Predicting functional capacity outcome 12 months after hospitalized injury
Background: There is a recognized need to move from mortality to morbidity outcome predictions following traumatic injury. However, there are few morbidity outcome prediction scoring methods and these fail to incorporate important comorbidities or cofactors. This study aims to develop and evaluate a method that includes such variables. Methods: This was a consecutive case series registered in the Queensland Trauma Registry that consented to a prospective 12-month telephone conducted follow-up study. A multivariable statistical model was developed relating Trauma Registry data to trichotomized 12-month post-injury outcome (categories: no limitations, minor limitations and major limitations). Cross-validation techniques using successive single hold-out samples were then conducted to evaluate the model's predictive capabilities. Results: In total, 619 participated, with 337 (54%) experiencing no limitations, 101 (16%) experiencing minor limitations and 181 (29%) experiencing major limitations 12 months after injury. The final parsimonious multivariable statistical model included whether the injury was in the lower extremity body region, injury severity, age, length of hospital stay, pulse at admission and whether the participant was admitted to an intensive care unit. This model explained 21% of the variability in post-injury outcome. Predictively, 64% of those with no limitations, 18% of those with minor limitations and 37% of those with major limitations were correctly identified. Conclusion: Although carefully developed, this statistical model lacks the predictive power necessary for its use as a basis of a useful prognostic tool.
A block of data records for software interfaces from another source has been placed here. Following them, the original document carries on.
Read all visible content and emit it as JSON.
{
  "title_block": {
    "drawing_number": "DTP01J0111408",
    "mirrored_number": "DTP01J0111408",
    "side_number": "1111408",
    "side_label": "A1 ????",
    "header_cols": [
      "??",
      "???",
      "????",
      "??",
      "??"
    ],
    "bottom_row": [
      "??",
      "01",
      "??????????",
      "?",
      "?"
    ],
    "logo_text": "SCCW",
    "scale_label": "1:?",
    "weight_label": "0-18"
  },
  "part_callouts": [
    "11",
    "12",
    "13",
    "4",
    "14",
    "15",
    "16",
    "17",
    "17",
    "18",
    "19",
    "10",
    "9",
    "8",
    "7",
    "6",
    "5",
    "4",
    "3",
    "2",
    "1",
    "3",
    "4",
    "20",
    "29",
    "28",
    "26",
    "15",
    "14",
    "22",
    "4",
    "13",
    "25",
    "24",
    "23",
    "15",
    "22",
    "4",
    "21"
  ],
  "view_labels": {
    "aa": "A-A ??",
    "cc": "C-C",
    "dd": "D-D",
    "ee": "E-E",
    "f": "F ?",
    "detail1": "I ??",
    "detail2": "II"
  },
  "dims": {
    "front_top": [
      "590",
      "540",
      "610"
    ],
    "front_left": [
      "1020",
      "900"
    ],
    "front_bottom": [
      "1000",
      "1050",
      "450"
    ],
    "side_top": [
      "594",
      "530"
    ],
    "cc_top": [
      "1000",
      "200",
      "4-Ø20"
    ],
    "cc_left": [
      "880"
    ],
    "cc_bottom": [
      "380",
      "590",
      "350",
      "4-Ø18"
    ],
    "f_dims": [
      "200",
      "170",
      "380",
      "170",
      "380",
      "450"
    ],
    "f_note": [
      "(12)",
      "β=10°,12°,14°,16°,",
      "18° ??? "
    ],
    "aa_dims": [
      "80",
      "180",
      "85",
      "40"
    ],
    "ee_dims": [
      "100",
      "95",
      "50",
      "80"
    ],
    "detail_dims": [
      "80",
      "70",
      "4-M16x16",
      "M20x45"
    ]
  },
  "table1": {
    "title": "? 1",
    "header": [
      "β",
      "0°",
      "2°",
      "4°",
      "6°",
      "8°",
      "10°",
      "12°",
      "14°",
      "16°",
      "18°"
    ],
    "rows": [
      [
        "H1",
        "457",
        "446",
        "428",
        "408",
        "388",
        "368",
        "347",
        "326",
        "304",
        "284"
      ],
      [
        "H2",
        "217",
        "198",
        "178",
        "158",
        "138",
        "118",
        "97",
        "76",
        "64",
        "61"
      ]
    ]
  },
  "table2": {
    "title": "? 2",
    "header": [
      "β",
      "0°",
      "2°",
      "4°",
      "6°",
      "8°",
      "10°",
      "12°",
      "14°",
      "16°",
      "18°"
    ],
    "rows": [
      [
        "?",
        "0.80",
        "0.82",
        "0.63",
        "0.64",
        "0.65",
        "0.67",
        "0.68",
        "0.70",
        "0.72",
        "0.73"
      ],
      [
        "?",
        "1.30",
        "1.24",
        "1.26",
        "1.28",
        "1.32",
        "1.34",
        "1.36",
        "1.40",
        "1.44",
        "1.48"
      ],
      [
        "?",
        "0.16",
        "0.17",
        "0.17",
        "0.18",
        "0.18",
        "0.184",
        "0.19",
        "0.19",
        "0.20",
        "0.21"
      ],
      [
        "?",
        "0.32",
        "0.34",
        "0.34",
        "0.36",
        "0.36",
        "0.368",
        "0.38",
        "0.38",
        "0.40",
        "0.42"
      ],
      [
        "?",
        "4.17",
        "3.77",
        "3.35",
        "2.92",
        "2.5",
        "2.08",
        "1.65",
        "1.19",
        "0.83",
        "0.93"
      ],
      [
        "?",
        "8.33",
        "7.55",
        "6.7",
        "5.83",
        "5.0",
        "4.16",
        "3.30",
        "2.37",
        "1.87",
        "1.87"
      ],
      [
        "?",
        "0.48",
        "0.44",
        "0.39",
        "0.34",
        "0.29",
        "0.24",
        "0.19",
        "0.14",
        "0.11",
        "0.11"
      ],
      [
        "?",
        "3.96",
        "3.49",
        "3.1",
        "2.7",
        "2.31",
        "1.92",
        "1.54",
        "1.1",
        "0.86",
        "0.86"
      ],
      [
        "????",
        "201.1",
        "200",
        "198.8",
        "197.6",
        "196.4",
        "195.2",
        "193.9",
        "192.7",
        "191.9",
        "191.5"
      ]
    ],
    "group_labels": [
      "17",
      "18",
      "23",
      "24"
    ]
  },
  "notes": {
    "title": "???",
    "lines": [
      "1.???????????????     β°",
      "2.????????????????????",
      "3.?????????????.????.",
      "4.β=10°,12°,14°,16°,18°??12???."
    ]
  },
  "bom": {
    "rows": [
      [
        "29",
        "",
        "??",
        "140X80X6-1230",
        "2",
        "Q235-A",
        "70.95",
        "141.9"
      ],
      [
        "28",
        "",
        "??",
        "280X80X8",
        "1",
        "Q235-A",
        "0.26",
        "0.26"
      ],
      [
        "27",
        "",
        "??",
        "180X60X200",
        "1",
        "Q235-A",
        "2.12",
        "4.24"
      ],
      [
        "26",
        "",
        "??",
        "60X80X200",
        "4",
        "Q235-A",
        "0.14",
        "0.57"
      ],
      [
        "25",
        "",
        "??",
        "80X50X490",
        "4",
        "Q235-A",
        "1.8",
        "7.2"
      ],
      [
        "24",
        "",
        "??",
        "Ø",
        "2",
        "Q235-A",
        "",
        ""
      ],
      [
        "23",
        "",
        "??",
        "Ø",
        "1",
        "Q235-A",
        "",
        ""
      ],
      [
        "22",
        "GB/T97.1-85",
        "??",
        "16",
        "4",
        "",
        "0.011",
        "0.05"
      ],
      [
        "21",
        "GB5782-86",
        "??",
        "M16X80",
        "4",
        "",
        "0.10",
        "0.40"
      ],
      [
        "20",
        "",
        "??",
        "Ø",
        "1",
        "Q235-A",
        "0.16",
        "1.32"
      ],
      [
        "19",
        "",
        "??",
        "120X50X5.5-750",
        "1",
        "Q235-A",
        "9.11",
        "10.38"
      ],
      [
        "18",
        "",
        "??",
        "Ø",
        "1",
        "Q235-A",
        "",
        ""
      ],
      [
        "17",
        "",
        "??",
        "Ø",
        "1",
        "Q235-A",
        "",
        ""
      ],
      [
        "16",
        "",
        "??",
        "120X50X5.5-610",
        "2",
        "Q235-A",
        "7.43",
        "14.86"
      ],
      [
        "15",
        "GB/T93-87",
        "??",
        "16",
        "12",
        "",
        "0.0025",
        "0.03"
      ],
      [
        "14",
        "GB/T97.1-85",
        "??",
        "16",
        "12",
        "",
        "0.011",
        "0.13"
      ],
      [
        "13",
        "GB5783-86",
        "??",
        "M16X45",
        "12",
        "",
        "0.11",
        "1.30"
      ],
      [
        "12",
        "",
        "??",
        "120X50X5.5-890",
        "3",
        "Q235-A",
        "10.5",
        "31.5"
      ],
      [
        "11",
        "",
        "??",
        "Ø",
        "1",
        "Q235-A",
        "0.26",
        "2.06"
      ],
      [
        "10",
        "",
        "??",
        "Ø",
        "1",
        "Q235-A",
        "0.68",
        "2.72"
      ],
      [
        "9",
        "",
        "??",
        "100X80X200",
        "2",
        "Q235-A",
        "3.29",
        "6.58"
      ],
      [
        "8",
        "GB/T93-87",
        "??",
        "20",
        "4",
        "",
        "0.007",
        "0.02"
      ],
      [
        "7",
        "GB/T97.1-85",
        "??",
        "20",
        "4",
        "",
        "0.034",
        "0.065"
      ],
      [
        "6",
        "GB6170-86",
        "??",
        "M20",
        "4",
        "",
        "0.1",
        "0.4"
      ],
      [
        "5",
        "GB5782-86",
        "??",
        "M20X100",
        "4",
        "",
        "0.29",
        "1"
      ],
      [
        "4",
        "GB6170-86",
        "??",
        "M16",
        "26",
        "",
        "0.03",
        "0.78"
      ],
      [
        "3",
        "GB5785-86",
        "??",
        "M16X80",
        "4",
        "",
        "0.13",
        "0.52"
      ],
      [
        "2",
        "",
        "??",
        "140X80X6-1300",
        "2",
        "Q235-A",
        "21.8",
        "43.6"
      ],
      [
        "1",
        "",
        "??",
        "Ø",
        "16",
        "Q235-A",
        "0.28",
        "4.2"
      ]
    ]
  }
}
Further research is required to identify variables other than those routinely used in the Trauma Registry to develop a model with the necessary predictive utility.
ANZ Journal of Surgery